[Interface dataset entries]
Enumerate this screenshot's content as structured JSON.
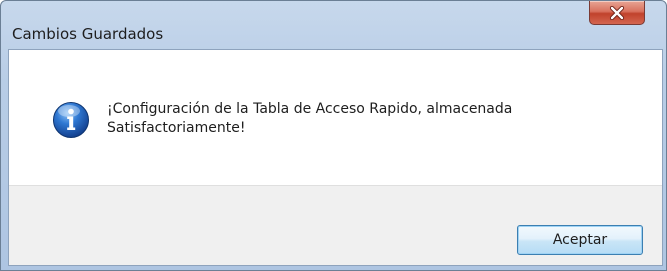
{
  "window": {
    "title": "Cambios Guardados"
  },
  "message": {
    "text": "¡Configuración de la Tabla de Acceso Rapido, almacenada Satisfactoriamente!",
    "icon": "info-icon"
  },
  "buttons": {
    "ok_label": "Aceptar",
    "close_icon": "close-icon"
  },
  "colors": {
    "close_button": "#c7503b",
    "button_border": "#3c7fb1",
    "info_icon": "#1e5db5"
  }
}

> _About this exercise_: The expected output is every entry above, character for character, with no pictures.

> _Result below_:
Enumerate this screenshot's content as structured JSON.
{
  "window": {
    "title": "Cambios Guardados"
  },
  "message": {
    "text": "¡Configuración de la Tabla de Acceso Rapido, almacenada Satisfactoriamente!",
    "icon": "info-icon"
  },
  "buttons": {
    "ok_label": "Aceptar",
    "close_icon": "close-icon"
  },
  "colors": {
    "close_button": "#c7503b",
    "button_border": "#3c7fb1",
    "info_icon": "#1e5db5"
  }
}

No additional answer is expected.